How to complete this task – Please retype every record exactly as it appears, omitting the pictures.

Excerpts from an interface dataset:

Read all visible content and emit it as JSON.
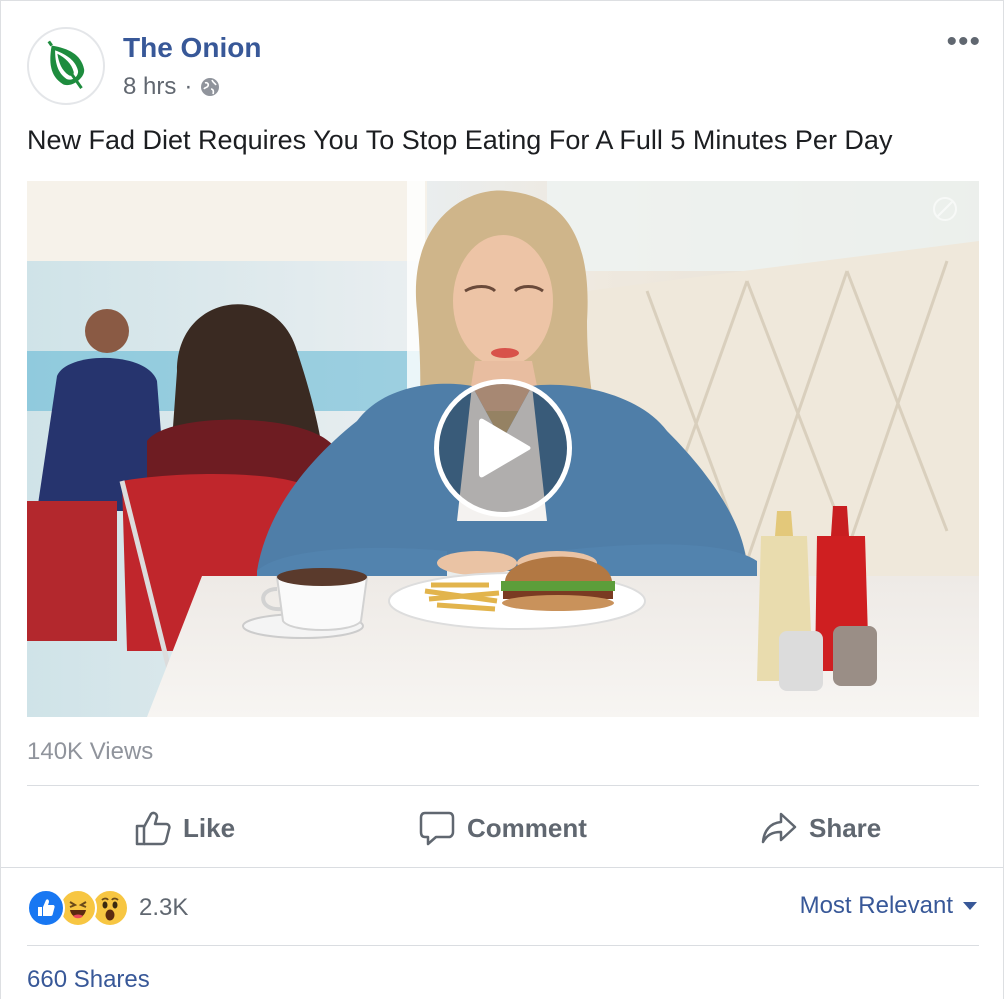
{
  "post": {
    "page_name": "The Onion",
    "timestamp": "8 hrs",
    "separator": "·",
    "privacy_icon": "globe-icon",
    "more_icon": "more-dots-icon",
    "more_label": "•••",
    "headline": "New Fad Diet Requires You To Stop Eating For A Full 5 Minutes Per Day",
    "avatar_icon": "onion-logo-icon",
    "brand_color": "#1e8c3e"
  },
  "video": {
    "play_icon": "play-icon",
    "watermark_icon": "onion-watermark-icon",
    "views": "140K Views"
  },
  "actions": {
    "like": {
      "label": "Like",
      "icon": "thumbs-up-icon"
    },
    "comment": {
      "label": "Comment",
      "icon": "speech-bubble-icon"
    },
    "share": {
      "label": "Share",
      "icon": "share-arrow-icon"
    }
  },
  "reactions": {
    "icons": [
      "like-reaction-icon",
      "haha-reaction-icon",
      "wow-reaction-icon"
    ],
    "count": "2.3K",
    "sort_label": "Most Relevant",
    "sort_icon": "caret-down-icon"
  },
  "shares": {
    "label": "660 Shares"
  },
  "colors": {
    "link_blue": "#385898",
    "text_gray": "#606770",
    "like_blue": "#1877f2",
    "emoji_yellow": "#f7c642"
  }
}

Written solution –
Read all visible content and emit it as JSON.
{
  "post": {
    "page_name": "The Onion",
    "timestamp": "8 hrs",
    "separator": "·",
    "privacy_icon": "globe-icon",
    "more_icon": "more-dots-icon",
    "more_label": "•••",
    "headline": "New Fad Diet Requires You To Stop Eating For A Full 5 Minutes Per Day",
    "avatar_icon": "onion-logo-icon",
    "brand_color": "#1e8c3e"
  },
  "video": {
    "play_icon": "play-icon",
    "watermark_icon": "onion-watermark-icon",
    "views": "140K Views"
  },
  "actions": {
    "like": {
      "label": "Like",
      "icon": "thumbs-up-icon"
    },
    "comment": {
      "label": "Comment",
      "icon": "speech-bubble-icon"
    },
    "share": {
      "label": "Share",
      "icon": "share-arrow-icon"
    }
  },
  "reactions": {
    "icons": [
      "like-reaction-icon",
      "haha-reaction-icon",
      "wow-reaction-icon"
    ],
    "count": "2.3K",
    "sort_label": "Most Relevant",
    "sort_icon": "caret-down-icon"
  },
  "shares": {
    "label": "660 Shares"
  },
  "colors": {
    "link_blue": "#385898",
    "text_gray": "#606770",
    "like_blue": "#1877f2",
    "emoji_yellow": "#f7c642"
  }
}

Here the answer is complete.